Renee Tartaglione – deputy commissioner – resigned when the city ethics board found her in violation of the city’s charter for actively engaging in partisan politics from 2007-2009. She currently awaits trial on charges of bilking a non-profit clinic out of hundreds of thousands of dollars. Her husband, a Democratic ward leader, was convicted of bribing three Atlantic City council members.
City Treasurer’s Office
- Corey Kemp – convicted of corruption (2005)
And there are others, too, like the city’s former sheriff – yes, the fifth-largest city in the U.S. still has, for reasons no one really understands, a sheriff – has been indicted for taking hundreds of thousands of dollars in bribes; the Philadelphia Housing Authority fired its executive director in 2010 after spending more than a million dollars to defend itself from charges stemming from the director’s sexual harassment of members of his staff and hundreds of thousands more in damages to those he harassed; a Philadelphia school superintendent stepped down after it was discovered that he had required school district employees to make repairs and renovations on his beach house at the Jersey shore; and many, many more.
But this particular piece is supposed to be about Philadelphia’s city council, right? So let’s not forget them.
- Isadore Bellis – convicted of misfeasance, malfeasance, and nonfeasance for accepting bribes (1966)
- George Schwartz – convicted of conspiracy and extortion for soliciting and accepting bribes in the Abscam scandal (1980)
- Harry Jannotti – convicted of accepting bribes in the Abscam scandal (1980)
- Louis Johanson – convicted of accepting bribes in the Abscam scandal (1980)
- Leland Beloff – convicted of attempting to extort $1 million from a developer (1987)
James Tayoun – pleaded guilty to ten counts of racketeering, mail fraud, tax evasion, and obstruction of justice (1991)
- Rick Mariano – convicted of conspiracy, bribery, money-laundering, fraud, and tax charges for accepting bribes from business owners in exchange for regulatory favors, tax breaks, low-priced city land, and a school district contract (2006)

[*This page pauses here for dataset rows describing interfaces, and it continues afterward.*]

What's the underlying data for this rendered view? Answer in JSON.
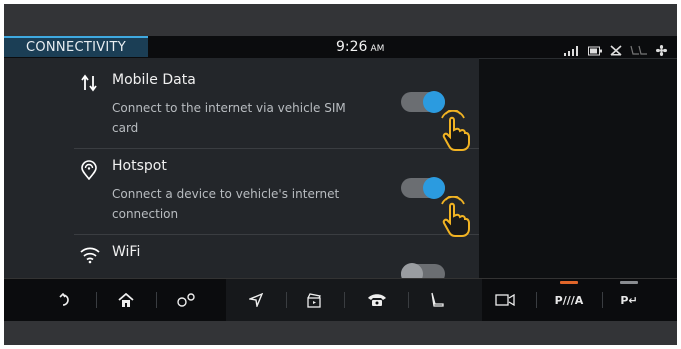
{
  "header": {
    "section_title": "CONNECTIVITY",
    "time": "9:26",
    "ampm": "AM"
  },
  "status_icons": [
    "signal-bars-icon",
    "battery-icon",
    "phone-muted-icon",
    "seat-icon",
    "fan-icon"
  ],
  "settings": [
    {
      "icon": "mobile-data-arrows-icon",
      "title": "Mobile Data",
      "description": "Connect to the internet via vehicle SIM card",
      "toggle": "on"
    },
    {
      "icon": "hotspot-icon",
      "title": "Hotspot",
      "description": "Connect a device to vehicle's internet connection",
      "toggle": "on"
    },
    {
      "icon": "wifi-icon",
      "title": "WiFi",
      "description": "",
      "toggle": "off"
    }
  ],
  "dock": {
    "items": [
      "back-icon",
      "home-icon",
      "settings-gears-icon",
      "navigation-arrow-icon",
      "media-clapper-icon",
      "phone-icon",
      "seat-icon",
      "camera-icon",
      "parking-assist-icon",
      "park-exit-icon"
    ],
    "labels": {
      "parking": "P///A",
      "park_exit": "P↵"
    },
    "indicator_colors": {
      "parking": "#e0662a",
      "park_exit": "#8a8d91"
    }
  },
  "colors": {
    "accent": "#2b9be0",
    "title_tab": "#1b3e55",
    "hand_highlight": "#f1b323"
  }
}
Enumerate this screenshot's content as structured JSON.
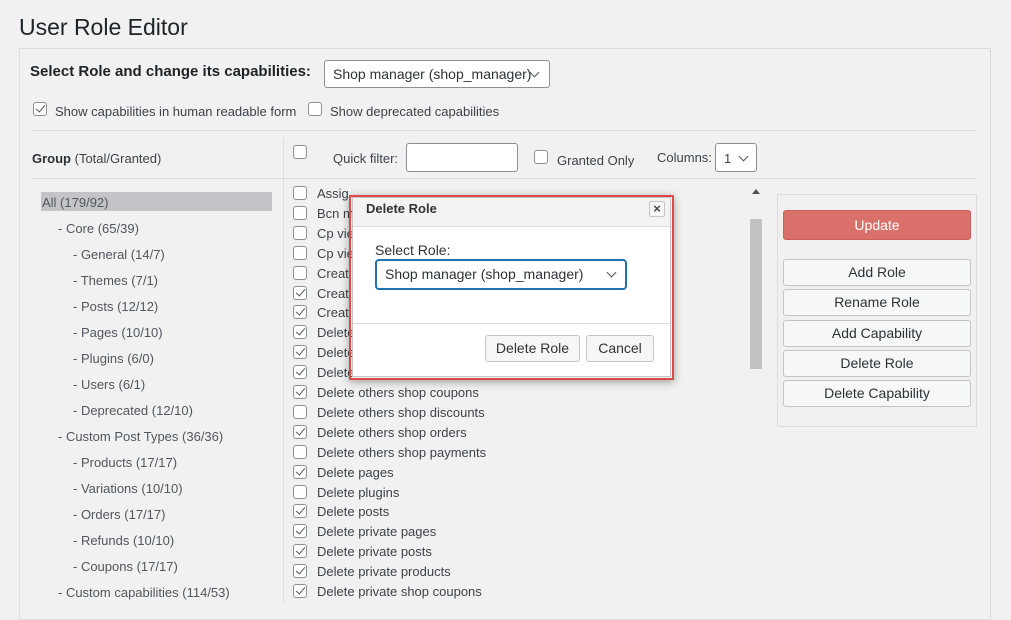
{
  "page": {
    "title": "User Role Editor"
  },
  "role_selector": {
    "label": "Select Role and change its capabilities:",
    "selected": "Shop manager (shop_manager)"
  },
  "options": {
    "human_readable": {
      "label": "Show capabilities in human readable form",
      "checked": true
    },
    "deprecated": {
      "label": "Show deprecated capabilities",
      "checked": false
    }
  },
  "group_header": {
    "title": "Group",
    "subtitle": "(Total/Granted)"
  },
  "groups": [
    {
      "label": "All (179/92)",
      "level": 0,
      "selected": true
    },
    {
      "label": "- Core (65/39)",
      "level": 1
    },
    {
      "label": "- General (14/7)",
      "level": 2
    },
    {
      "label": "- Themes (7/1)",
      "level": 2
    },
    {
      "label": "- Posts (12/12)",
      "level": 2
    },
    {
      "label": "- Pages (10/10)",
      "level": 2
    },
    {
      "label": "- Plugins (6/0)",
      "level": 2
    },
    {
      "label": "- Users (6/1)",
      "level": 2
    },
    {
      "label": "- Deprecated (12/10)",
      "level": 2
    },
    {
      "label": "- Custom Post Types (36/36)",
      "level": 1
    },
    {
      "label": "- Products (17/17)",
      "level": 2
    },
    {
      "label": "- Variations (10/10)",
      "level": 2
    },
    {
      "label": "- Orders (17/17)",
      "level": 2
    },
    {
      "label": "- Refunds (10/10)",
      "level": 2
    },
    {
      "label": "- Coupons (17/17)",
      "level": 2
    },
    {
      "label": "- Custom capabilities (114/53)",
      "level": 1
    }
  ],
  "filter_bar": {
    "quick_filter_label": "Quick filter:",
    "quick_filter_value": "",
    "granted_only_label": "Granted Only",
    "columns_label": "Columns:",
    "columns_value": "1"
  },
  "capabilities": [
    {
      "label": "Assig",
      "checked": false
    },
    {
      "label": "Bcn m",
      "checked": false
    },
    {
      "label": "Cp vie",
      "checked": false
    },
    {
      "label": "Cp vie",
      "checked": false
    },
    {
      "label": "Creat",
      "checked": false
    },
    {
      "label": "Creat",
      "checked": true
    },
    {
      "label": "Creat",
      "checked": true
    },
    {
      "label": "Delete",
      "checked": true
    },
    {
      "label": "Delete",
      "checked": true
    },
    {
      "label": "Delete",
      "checked": true
    },
    {
      "label": "Delete others shop coupons",
      "checked": true
    },
    {
      "label": "Delete others shop discounts",
      "checked": false
    },
    {
      "label": "Delete others shop orders",
      "checked": true
    },
    {
      "label": "Delete others shop payments",
      "checked": false
    },
    {
      "label": "Delete pages",
      "checked": true
    },
    {
      "label": "Delete plugins",
      "checked": false
    },
    {
      "label": "Delete posts",
      "checked": true
    },
    {
      "label": "Delete private pages",
      "checked": true
    },
    {
      "label": "Delete private posts",
      "checked": true
    },
    {
      "label": "Delete private products",
      "checked": true
    },
    {
      "label": "Delete private shop coupons",
      "checked": true
    }
  ],
  "actions": {
    "update": "Update",
    "add_role": "Add Role",
    "rename_role": "Rename Role",
    "add_capability": "Add Capability",
    "delete_role": "Delete Role",
    "delete_capability": "Delete Capability"
  },
  "dialog": {
    "title": "Delete Role",
    "close": "×",
    "select_label": "Select Role:",
    "selected_role": "Shop manager (shop_manager)",
    "confirm": "Delete Role",
    "cancel": "Cancel"
  }
}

In 1903, the crusading reporter Lincoln Steffens described Philadelphia as “corrupt and contented” in the pages of one of the most popular magazines in the country at that time. (The Curmudgeon’s first job as a writer was for a non-profit “good government” organization that was created in response to that charge.) But more than 100 years later, it looks as if little has changed.
So when The Curmudgeon says he believes Philadelphia city council members should attend their annual ethics training, that the city’s ethics board should act more forcefully to compel them to attend, and that there should be consequences for failing to attend, he thinks he’s on pretty solid ground.
And when that ethics board, in response to a newspaper article detailing its failures, insists it will do better in the future, he thinks he’s on equally solid ground when he says he’ll believe it when he sees it.
Philadelphia: well into a second century of corrupt and very contented.